June 09, 2016
Attending Advocacy Summit in Washington, D.C., from left, Grace D'Antuono '19 and Sarah King '18.
Sarah King '18, a communication and politics double major from Cumberland, R.I., was recently selected to serve as a student delegate as part of College Debate 2016, a national, non-partisan program that focuses on empowering young voters at Dominican University of California in San Rafael, Calif. From June 1-3, she worked with students from 149 campuses around the country.
King participated in sessions with other delegates addressing how to get young people engaged in voting and other political processes. She attended several lectures by journalists, filmmakers, and California's Secretary of State Alex Padilla. In addition, she took part in several workshops with other students from the New England region on developing on-campus student excitement for the upcoming election.
"It was amazing to be engaged with so many other students who had different opinions and perspectives than myself," King says. "We were able to have really productive conversations about youth engagement, innovative ideas for the voting process, and how to better practice civility in our conversations."
King will return to Dominican University in September to attend the 2016 College Convention, at which students will engage in discussions on national youth issues. They will also participate in a moderated Town Hall meeting which will be live streamed to the delegates' home campuses. The final component of the convention will be the drafting of a memo to moderators of the Presidential Debates requesting that they address the issues and concerns of youth voters.
An Advocate For Change
Earlier this year, King was also selected to be an advocacy ambassador for Save the Children, an international organization that promotes children's health and wellbeing. Through her work with Save the Children, she participated in an Advocacy Summit in Washington, D.C., April 10-12.
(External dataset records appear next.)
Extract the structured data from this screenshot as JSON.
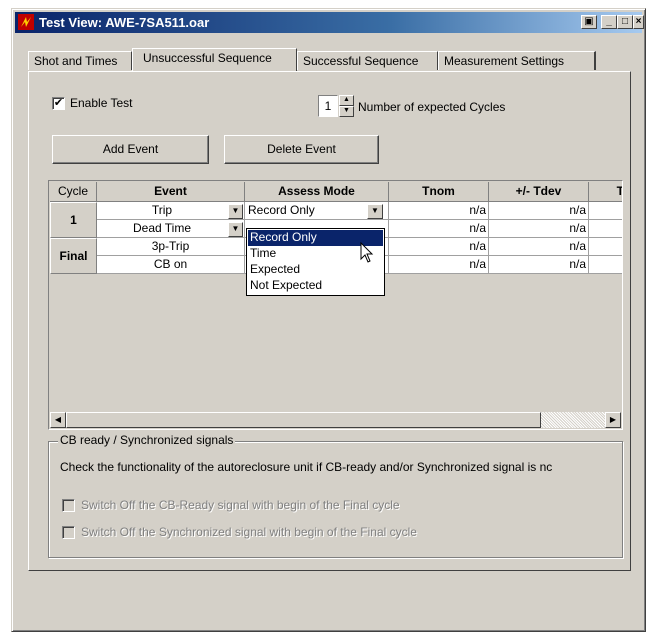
{
  "window": {
    "title": "Test View: AWE-7SA511.oar",
    "controls": [
      "restore",
      "minimize",
      "maximize",
      "close"
    ]
  },
  "tabs": [
    {
      "label": "Shot and Times",
      "active": false
    },
    {
      "label": "Unsuccessful Sequence",
      "active": true
    },
    {
      "label": "Successful Sequence",
      "active": false
    },
    {
      "label": "Measurement Settings",
      "active": false
    }
  ],
  "enable_test": {
    "label": "Enable Test",
    "checked": true
  },
  "cycles": {
    "value": "1",
    "label": "Number of expected Cycles"
  },
  "buttons": {
    "add_event": "Add Event",
    "delete_event": "Delete Event"
  },
  "grid": {
    "columns": [
      "Cycle",
      "Event",
      "Assess Mode",
      "Tnom",
      "+/- Tdev",
      "T"
    ],
    "row_headers": [
      "1",
      "Final"
    ],
    "rows": [
      {
        "event": "Trip",
        "assess": "Record Only",
        "tnom": "n/a",
        "tdev": "n/a"
      },
      {
        "event": "Dead Time",
        "assess": "",
        "tnom": "n/a",
        "tdev": "n/a"
      },
      {
        "event": "3p-Trip",
        "assess": "",
        "tnom": "n/a",
        "tdev": "n/a"
      },
      {
        "event": "CB on",
        "assess": "",
        "tnom": "n/a",
        "tdev": "n/a"
      }
    ]
  },
  "assess_dropdown": {
    "options": [
      "Record Only",
      "Time",
      "Expected",
      "Not Expected"
    ],
    "selected": "Record Only"
  },
  "cb_group": {
    "title": "CB ready / Synchronized signals",
    "description": "Check the functionality of the autoreclosure unit if CB-ready and/or Synchronized signal is nc",
    "option1": "Switch Off the CB-Ready signal with begin of the Final cycle",
    "option2": "Switch Off the Synchronized signal with begin of the Final cycle"
  },
  "icons": [
    "app-icon",
    "checkbox-check-icon",
    "spin-up-icon",
    "spin-down-icon",
    "dropdown-arrow-icon",
    "scroll-left-icon",
    "scroll-right-icon",
    "mouse-cursor-icon"
  ]
}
King attended the Summit with fellow Saint Anselm student Grace D'Antuono '19, as well as students from the University of New Hampshire and Concord High School. During her time in D.C., King took part in conferences and workshops that focused on early childhood education and maternal health, which are the primary areas of focus of the Save the Children Action Network (the political advocacy branch of Save the Children). Working alongside her was Saint Anselm alumna Lindsay Hanson '04, who serves as the Mobilization Manager for Save the Children Action Network.
On the final day of the Summit, the ambassadors lobbied on Capitol Hill and met with members of Congress. They advocated for greater access to early childhood education and an investment in health programs for mothers and children. As there were already many students representing New Hampshire, King and D'Antuono worked with representatives from their home state of Rhode Island. They lobbied with the President of Save the Children, Board of Trustees, and actress Dakota Fanning.
During her one-year tenure as an advocacy ambassador, King will complete three initiatives to promote the mission of the Save the Children, including actions such as writing a letter to an editor or setting up an informational table on campus. On May 12, she held a screening of the film A Path Appears, a PBS documentary which highlights a Save the Children program, at her high school.